Date of Award
Master of Physical Therapy (MPT)
Balance is a critical component in maintaining optimal function in daily activities, and it is a skill that is frequently affected in individuals who have experienced some type of neurological, vestibular, orthopedic, or musculoskeletal deficit. A successful balance training program that can be used to improve such a person's balance can be of great use and importance to a patient and a therapist. Studies have shown that balance can be improved in subjects with deficits, however little is known about the effects of training on individuals that lack balance impairments. The purpose of this study was to determine if healthy individuals could show a significant improvement in components of unilateral stance (test of static steadiness) and limits of stability (test of dynamic stability) as assessed by the Neurocom® Balance Master (NBM®). Additionally, the study will also determine if different balance treatment approaches had different outcomes in the subjects' results.
Thirty-six subjects (8 males, 28 females) were assessed on the NBM® and divided into the following three groups: a control group (Group 0), a balance training group (Group 1), and a balance training group that used the Bodyblade® (Group 2). The two training groups participated in balance training programs for a five-week period, and the control group did not. After the five-week period all subjects were retested on the NBM® to determine if there was a statistically significant change or improvement in their data from the initial assessment.
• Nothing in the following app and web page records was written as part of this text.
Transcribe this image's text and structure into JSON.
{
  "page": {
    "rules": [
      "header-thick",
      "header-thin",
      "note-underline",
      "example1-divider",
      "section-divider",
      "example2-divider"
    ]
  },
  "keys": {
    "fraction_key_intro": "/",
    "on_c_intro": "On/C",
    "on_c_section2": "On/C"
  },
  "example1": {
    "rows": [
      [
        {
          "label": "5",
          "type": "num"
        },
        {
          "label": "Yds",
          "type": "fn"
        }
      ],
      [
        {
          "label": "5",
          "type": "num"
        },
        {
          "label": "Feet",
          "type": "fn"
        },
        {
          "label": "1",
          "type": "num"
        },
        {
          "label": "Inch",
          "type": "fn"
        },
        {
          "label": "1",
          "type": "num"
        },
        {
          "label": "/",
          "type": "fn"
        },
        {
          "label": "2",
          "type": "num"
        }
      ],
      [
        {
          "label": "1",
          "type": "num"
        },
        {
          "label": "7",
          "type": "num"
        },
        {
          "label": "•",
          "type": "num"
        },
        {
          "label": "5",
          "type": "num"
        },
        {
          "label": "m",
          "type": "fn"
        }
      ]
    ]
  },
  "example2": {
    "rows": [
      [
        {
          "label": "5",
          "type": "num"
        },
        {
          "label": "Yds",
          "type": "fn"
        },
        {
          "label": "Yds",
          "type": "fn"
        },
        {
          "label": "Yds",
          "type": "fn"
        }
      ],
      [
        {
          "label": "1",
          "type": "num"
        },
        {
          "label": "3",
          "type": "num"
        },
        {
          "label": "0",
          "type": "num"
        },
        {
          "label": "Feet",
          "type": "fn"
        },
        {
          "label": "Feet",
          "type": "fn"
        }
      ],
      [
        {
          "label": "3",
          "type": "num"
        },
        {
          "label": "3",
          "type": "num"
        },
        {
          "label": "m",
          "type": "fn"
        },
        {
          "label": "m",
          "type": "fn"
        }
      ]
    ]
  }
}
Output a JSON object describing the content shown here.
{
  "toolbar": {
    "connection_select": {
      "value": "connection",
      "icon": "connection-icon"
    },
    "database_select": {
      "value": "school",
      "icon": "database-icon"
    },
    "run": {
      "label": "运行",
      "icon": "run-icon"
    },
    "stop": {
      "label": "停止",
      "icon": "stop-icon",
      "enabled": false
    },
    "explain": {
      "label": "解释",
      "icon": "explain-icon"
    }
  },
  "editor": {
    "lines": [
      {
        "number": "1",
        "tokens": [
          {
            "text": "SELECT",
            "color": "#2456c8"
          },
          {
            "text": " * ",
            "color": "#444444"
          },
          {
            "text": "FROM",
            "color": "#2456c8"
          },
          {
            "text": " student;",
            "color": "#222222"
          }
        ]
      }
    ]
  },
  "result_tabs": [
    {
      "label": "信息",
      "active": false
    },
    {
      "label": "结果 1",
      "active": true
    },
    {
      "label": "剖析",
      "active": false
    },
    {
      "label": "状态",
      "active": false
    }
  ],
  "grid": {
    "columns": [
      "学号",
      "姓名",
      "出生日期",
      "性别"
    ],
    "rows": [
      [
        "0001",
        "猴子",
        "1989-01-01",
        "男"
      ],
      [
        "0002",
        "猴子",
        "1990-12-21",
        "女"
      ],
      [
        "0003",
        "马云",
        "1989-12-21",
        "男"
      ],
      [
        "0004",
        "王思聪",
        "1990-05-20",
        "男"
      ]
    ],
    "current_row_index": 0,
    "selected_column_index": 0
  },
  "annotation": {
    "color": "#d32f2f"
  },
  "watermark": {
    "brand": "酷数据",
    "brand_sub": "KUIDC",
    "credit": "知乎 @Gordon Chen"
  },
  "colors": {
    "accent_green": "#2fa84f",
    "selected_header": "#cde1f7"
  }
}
Data was also analyzed to determine if any of the groups had significantly more improvement than any of the others. After the completion of the second assessment, the data was analyzed statistically at an alpha level of .05 using a repeated measures t-test, Wilcoxon, and one-way analysis of variance.
The two groups of healthy subjects that participated in balance training did show improvements in one component of unilateral stance and two components of limits of stability. However, statistically, these two groups did not improve significantly more than the control group, which received no training. This may have been due to multiple limitations identified by the researcher. With attention paid to these limitations, this study can be used as a preliminary model that can serve as a vantage point upon which to build future research.
Woods, Joshua, "The effect of balance training in healthy subjects as assessed by the Neurocom Balance Master" (2000). Physical Therapy Scholarly Projects. 486.